- Required action:
Looking through the listing, how many of its lines hold the word "Connection"? Answer with only the number.

- Data for the task:
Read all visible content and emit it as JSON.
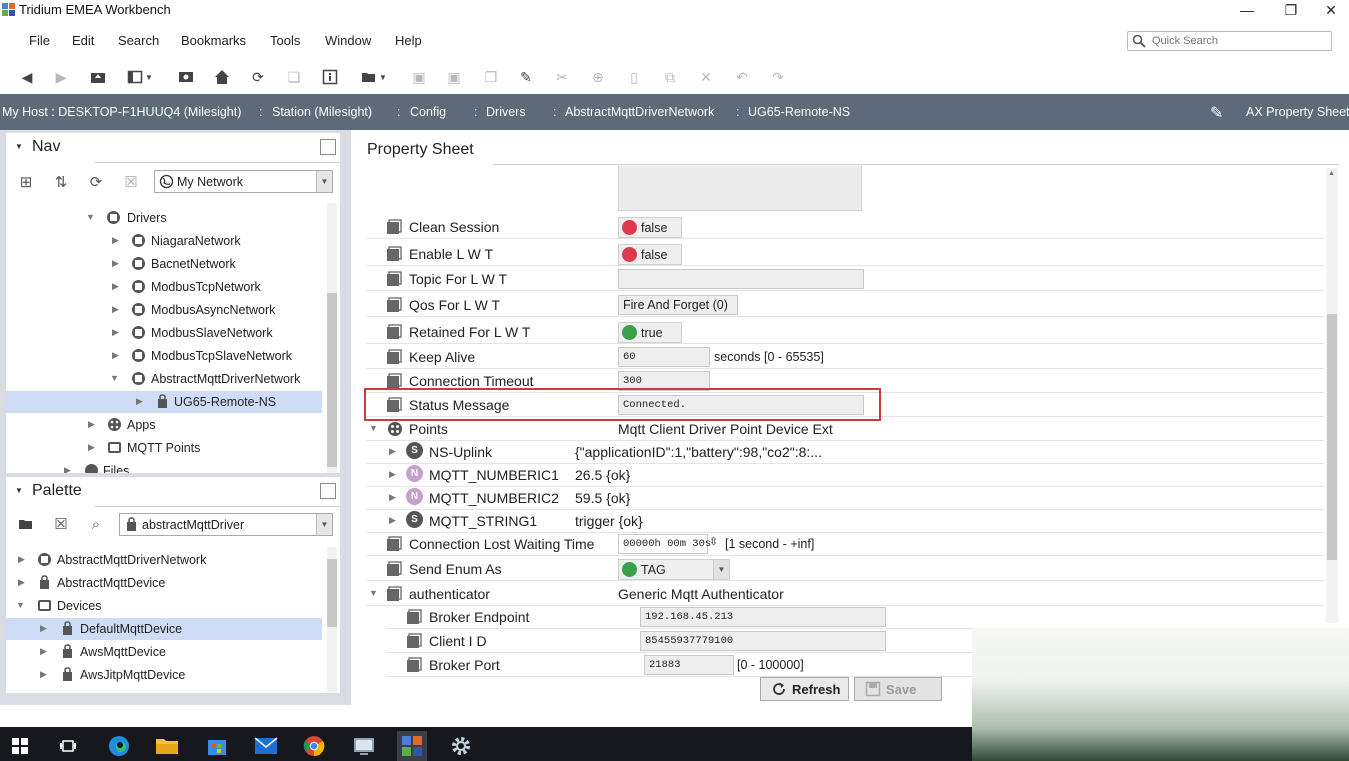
{
  "window": {
    "title": "Tridium EMEA Workbench"
  },
  "menu": [
    "File",
    "Edit",
    "Search",
    "Bookmarks",
    "Tools",
    "Window",
    "Help"
  ],
  "quick_search": {
    "placeholder": "Quick Search"
  },
  "breadcrumb": [
    "My Host : DESKTOP-F1HUUQ4 (Milesight)",
    "Station (Milesight)",
    "Config",
    "Drivers",
    "AbstractMqttDriverNetwork",
    "UG65-Remote-NS"
  ],
  "view_name": "AX Property Sheet",
  "nav": {
    "title": "Nav",
    "dropdown": "My Network",
    "tree": [
      {
        "label": "Drivers",
        "expanded": true
      },
      {
        "label": "NiagaraNetwork"
      },
      {
        "label": "BacnetNetwork"
      },
      {
        "label": "ModbusTcpNetwork"
      },
      {
        "label": "ModbusAsyncNetwork"
      },
      {
        "label": "ModbusSlaveNetwork"
      },
      {
        "label": "ModbusTcpSlaveNetwork"
      },
      {
        "label": "AbstractMqttDriverNetwork",
        "expanded": true
      },
      {
        "label": "UG65-Remote-NS",
        "selected": true
      },
      {
        "label": "Apps"
      },
      {
        "label": "MQTT Points"
      },
      {
        "label": "Files"
      }
    ]
  },
  "palette": {
    "title": "Palette",
    "dropdown": "abstractMqttDriver",
    "tree": [
      {
        "label": "AbstractMqttDriverNetwork"
      },
      {
        "label": "AbstractMqttDevice"
      },
      {
        "label": "Devices",
        "expanded": true
      },
      {
        "label": "DefaultMqttDevice",
        "selected": true
      },
      {
        "label": "AwsMqttDevice"
      },
      {
        "label": "AwsJitpMqttDevice"
      }
    ]
  },
  "property_sheet": {
    "tab": "Property Sheet",
    "rows": {
      "clean_session": {
        "name": "Clean Session",
        "value": "false"
      },
      "enable_lwt": {
        "name": "Enable L W T",
        "value": "false"
      },
      "topic_lwt": {
        "name": "Topic For L W T",
        "value": ""
      },
      "qos_lwt": {
        "name": "Qos For L W T",
        "value": "Fire And Forget (0)"
      },
      "retained_lwt": {
        "name": "Retained For L W T",
        "value": "true"
      },
      "keep_alive": {
        "name": "Keep Alive",
        "value": "60",
        "range": "seconds [0 - 65535]"
      },
      "conn_timeout": {
        "name": "Connection Timeout",
        "value": "300"
      },
      "status_message": {
        "name": "Status Message",
        "value": "Connected."
      },
      "points": {
        "name": "Points",
        "value": "Mqtt Client Driver Point Device Ext"
      },
      "ns_uplink": {
        "tag": "S",
        "name": "NS-Uplink",
        "value": "{\"applicationID\":1,\"battery\":98,\"co2\":8:..."
      },
      "mqtt_numberic1": {
        "tag": "N",
        "name": "MQTT_NUMBERIC1",
        "value": "26.5 {ok}"
      },
      "mqtt_numberic2": {
        "tag": "N",
        "name": "MQTT_NUMBERIC2",
        "value": "59.5 {ok}"
      },
      "mqtt_string1": {
        "tag": "S",
        "name": "MQTT_STRING1",
        "value": "trigger {ok}"
      },
      "conn_lost_wait": {
        "name": "Connection Lost Waiting Time",
        "value": "00000h 00m 30s",
        "range": "[1 second - +inf]"
      },
      "send_enum_as": {
        "name": "Send Enum As",
        "value": "TAG"
      },
      "authenticator": {
        "name": "authenticator",
        "value": "Generic Mqtt Authenticator"
      },
      "broker_endpoint": {
        "name": "Broker Endpoint",
        "value": "192.168.45.213"
      },
      "client_id": {
        "name": "Client I D",
        "value": "85455937779100"
      },
      "broker_port": {
        "name": "Broker Port",
        "value": "21883",
        "range": "[0 - 100000]"
      }
    },
    "buttons": {
      "refresh": "Refresh",
      "save": "Save"
    }
  },
  "colors": {
    "breadcrumb_bg": "#5e6a7a",
    "false_dot": "#e0394b",
    "true_dot": "#3aa14a",
    "selection": "#cfdcf5",
    "highlight_box": "#d13a3a"
  },
  "icons": [
    "back-icon",
    "forward-icon",
    "home-icon",
    "refresh-icon",
    "cut-icon",
    "copy-icon",
    "paste-icon",
    "delete-icon",
    "undo-icon",
    "redo-icon",
    "search-icon",
    "gear-icon"
  ]
}
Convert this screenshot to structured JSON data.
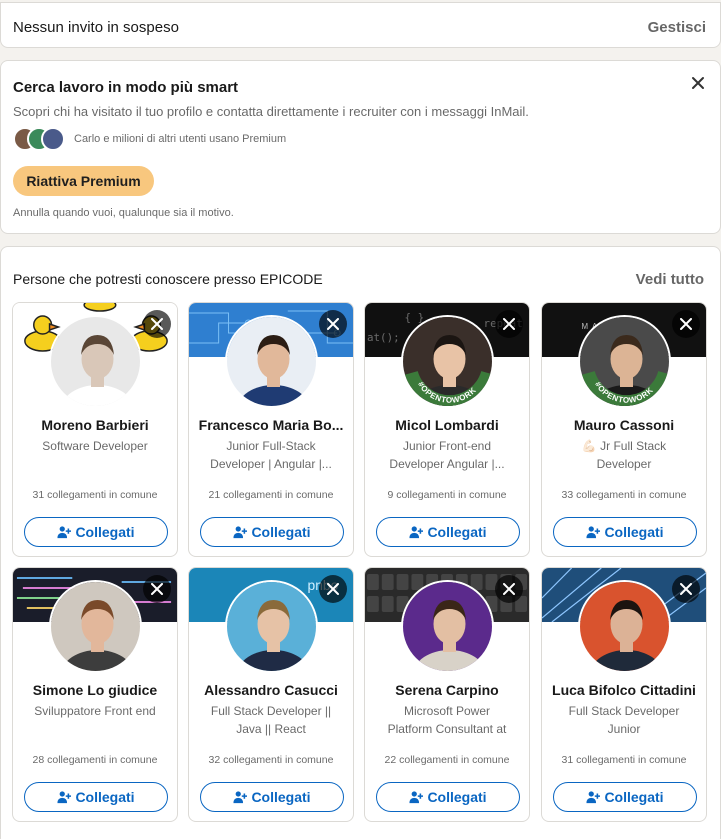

- Exercise solution:
2